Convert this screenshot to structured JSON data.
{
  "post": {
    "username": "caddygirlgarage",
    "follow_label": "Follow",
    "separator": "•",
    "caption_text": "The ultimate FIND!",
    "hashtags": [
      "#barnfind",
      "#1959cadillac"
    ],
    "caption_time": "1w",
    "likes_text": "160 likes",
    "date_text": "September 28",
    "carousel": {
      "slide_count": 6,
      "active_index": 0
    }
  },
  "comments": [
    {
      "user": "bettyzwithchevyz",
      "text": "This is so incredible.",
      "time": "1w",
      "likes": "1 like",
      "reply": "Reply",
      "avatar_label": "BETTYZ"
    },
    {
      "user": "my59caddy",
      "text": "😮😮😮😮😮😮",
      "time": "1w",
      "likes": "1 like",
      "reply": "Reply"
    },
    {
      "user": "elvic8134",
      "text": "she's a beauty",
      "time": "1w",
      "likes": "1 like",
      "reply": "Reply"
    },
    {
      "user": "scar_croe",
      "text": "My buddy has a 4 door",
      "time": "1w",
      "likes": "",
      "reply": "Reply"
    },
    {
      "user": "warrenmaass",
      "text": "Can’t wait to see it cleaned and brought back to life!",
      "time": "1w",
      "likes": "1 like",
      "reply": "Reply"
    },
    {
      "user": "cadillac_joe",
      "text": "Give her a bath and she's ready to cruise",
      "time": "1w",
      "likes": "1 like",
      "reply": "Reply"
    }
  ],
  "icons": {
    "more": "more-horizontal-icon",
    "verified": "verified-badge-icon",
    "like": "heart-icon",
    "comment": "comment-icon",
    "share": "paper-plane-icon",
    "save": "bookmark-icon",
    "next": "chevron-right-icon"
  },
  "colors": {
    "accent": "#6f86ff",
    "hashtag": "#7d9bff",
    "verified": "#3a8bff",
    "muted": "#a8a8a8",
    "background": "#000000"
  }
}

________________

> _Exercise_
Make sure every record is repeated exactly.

> _Completed task_
Convert this screenshot to structured JSON data.
{
  "post": {
    "username": "caddygirlgarage",
    "follow_label": "Follow",
    "separator": "•",
    "caption_text": "The ultimate FIND!",
    "hashtags": [
      "#barnfind",
      "#1959cadillac"
    ],
    "caption_time": "1w",
    "likes_text": "160 likes",
    "date_text": "September 28",
    "carousel": {
      "slide_count": 6,
      "active_index": 0
    }
  },
  "comments": [
    {
      "user": "bettyzwithchevyz",
      "text": "This is so incredible.",
      "time": "1w",
      "likes": "1 like",
      "reply": "Reply",
      "avatar_label": "BETTYZ"
    },
    {
      "user": "my59caddy",
      "text": "😮😮😮😮😮😮",
      "time": "1w",
      "likes": "1 like",
      "reply": "Reply"
    },
    {
      "user": "elvic8134",
      "text": "she's a beauty",
      "time": "1w",
      "likes": "1 like",
      "reply": "Reply"
    },
    {
      "user": "scar_croe",
      "text": "My buddy has a 4 door",
      "time": "1w",
      "likes": "",
      "reply": "Reply"
    },
    {
      "user": "warrenmaass",
      "text": "Can’t wait to see it cleaned and brought back to life!",
      "time": "1w",
      "likes": "1 like",
      "reply": "Reply"
    },
    {
      "user": "cadillac_joe",
      "text": "Give her a bath and she's ready to cruise",
      "time": "1w",
      "likes": "1 like",
      "reply": "Reply"
    }
  ],
  "icons": {
    "more": "more-horizontal-icon",
    "verified": "verified-badge-icon",
    "like": "heart-icon",
    "comment": "comment-icon",
    "share": "paper-plane-icon",
    "save": "bookmark-icon",
    "next": "chevron-right-icon"
  },
  "colors": {
    "accent": "#6f86ff",
    "hashtag": "#7d9bff",
    "verified": "#3a8bff",
    "muted": "#a8a8a8",
    "background": "#000000"
  }
}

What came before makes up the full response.